Fatal crash of Tesla Model S in autopilot mode leads to investigation by federal officials
Federal regulators opened a preliminary probe into the autopilot feature on a Tesla Model S electric car after a fatal crash involving the technology, Tesla said Thursday.
The fatality – thought to be the first in the auto industry related to an autopilot feature – sparked questions about the limitations of the technology and its place in what is seen as an inevitable march toward self-driving vehicles. It followed other recent incidents in which drivers reported collisions while using such technology.
The male driver died in a May 7 crash in Williston, Fla., when a big rig made a left turn in front of his Tesla.

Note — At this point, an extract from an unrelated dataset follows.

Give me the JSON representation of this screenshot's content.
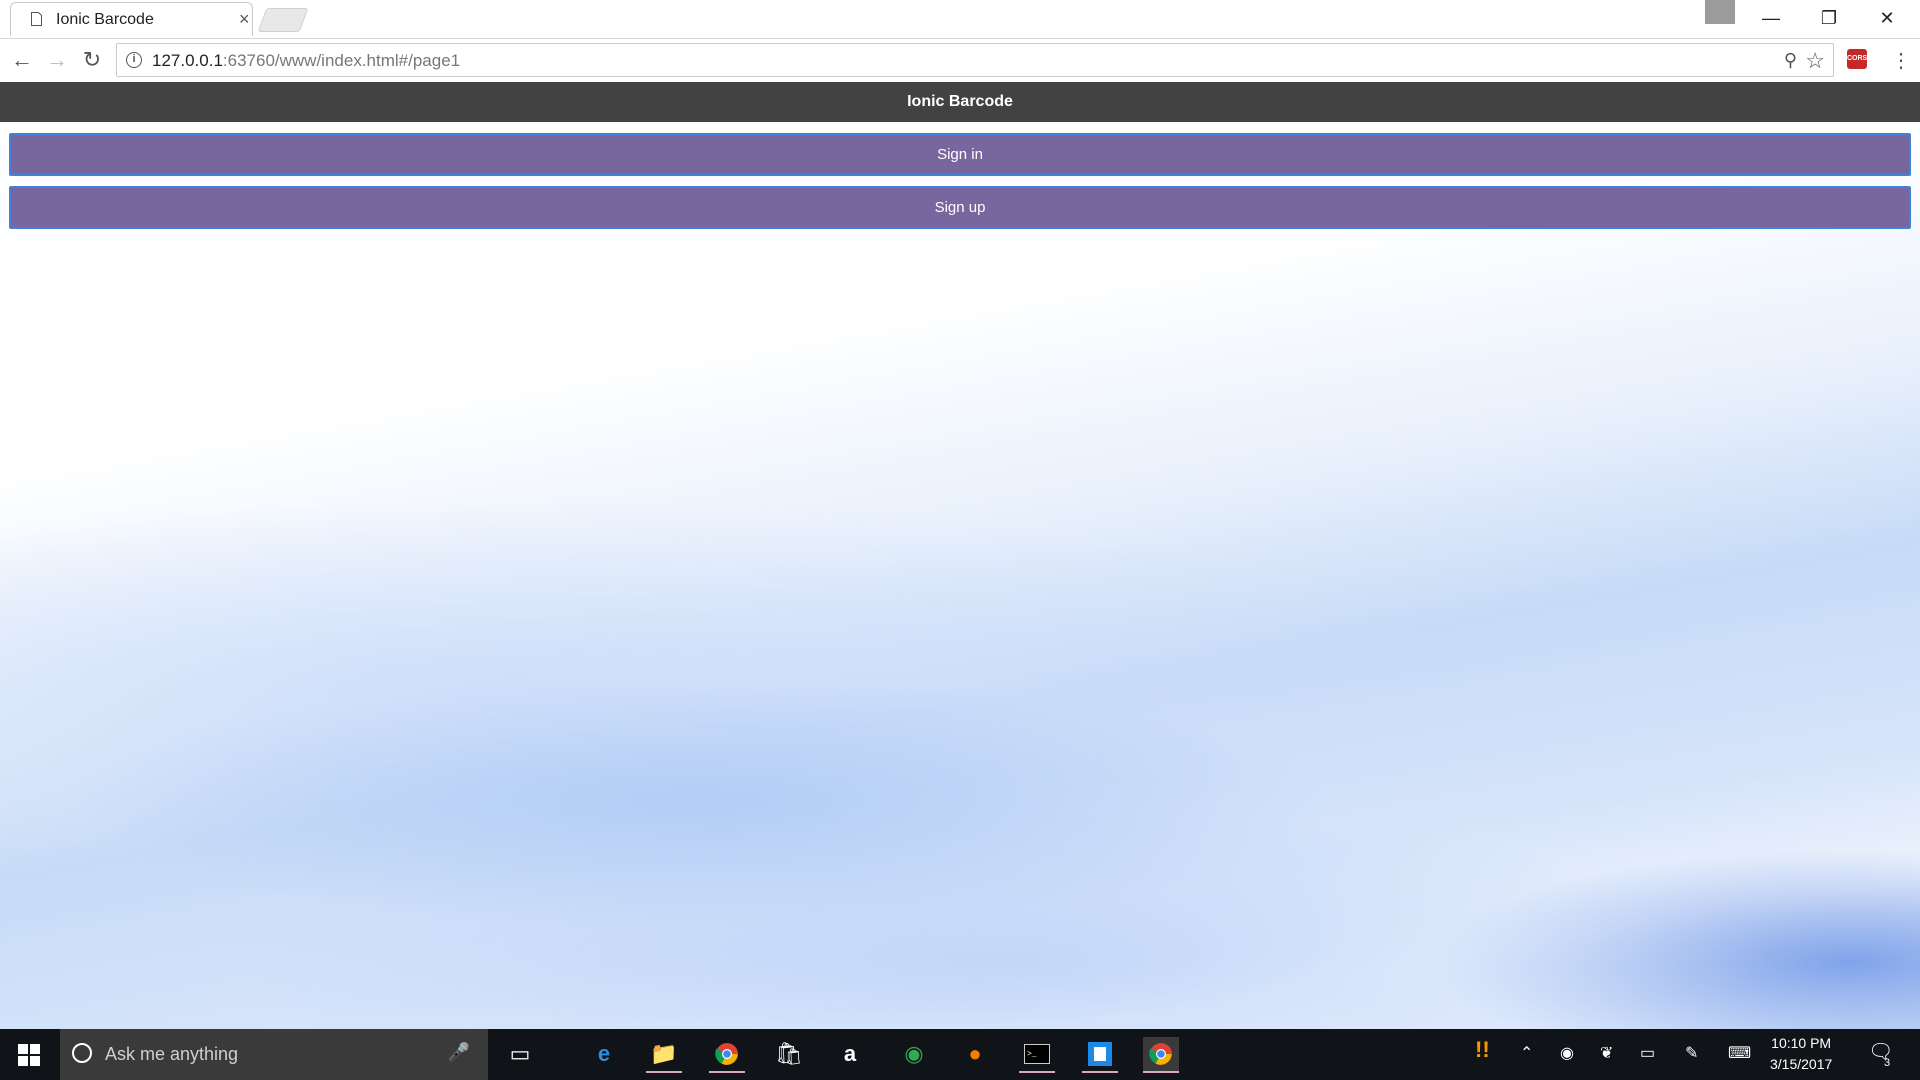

In a blog post, Tesla Motors Inc. said the 2015 car passed under the trailer, with the bottom of the trailer hitting the Model S’ windshield.
“Neither autopilot nor the driver noticed the white side of the tractor-trailer against a brightly lit sky, so the brake was not applied,” Tesla said.
Tesla said it immediately reported the fatal crash to the National Highway Traffic Safety Administration. The automaker emphasized that its autopilot feature is still in a beta phase of introduction and has limitations.
The need to maintain control became clear to Aaron Souppouris when he test-drove a Model S in April. Souppouris, a senior editor at the blog Engadget, said Tesla loaned him the car for an article about the autopilot feature and he drove it about 500 miles around England.
There were times at night, he said, when the car went back and forth within a lane and seemed “skittish,” he said.
Once on autopilot, the car tried to change lanes but then reverted back suddenly, and another time it disengaged the autopilot mode in the middle of a lane switch, Souppouris said. The car did better during the day than at night, he said.
I should probably do the smart thing and hold off until we see how things shake out, but I'm going to make a prediction:
This is not going to be that big of a deal.
According to the standard narrative this should be huge; the story has always been one of yet another good-to-go transformative technology kept out of our hands by lawyers and bureaucrats. One of the recurring comments in the reporting was that the first time a self-driving car was involved in a serious accident the result would be a litigious nightmare.
The truth is that the main reason we don't have fully autonomous cars is that parts of the technology have been remarkably hard to crack. Furthermore, the potential economic and environmental impact of driverless cars (level 4 or 5 depending on which scale you prefer) has been overstated, while far-less-hyped semi-autonomous features like adaptive cruise control and automatic braking are already revolutionizing auto safety.
There may be a lawsuit or some regulatory tightening after this, but these things will probably be minor factors (I'd worry more about the PR hit). The main problem facing Tesla is still the inability to turn a profit, and no amount of business-friendly policies will save a company that can't manage that.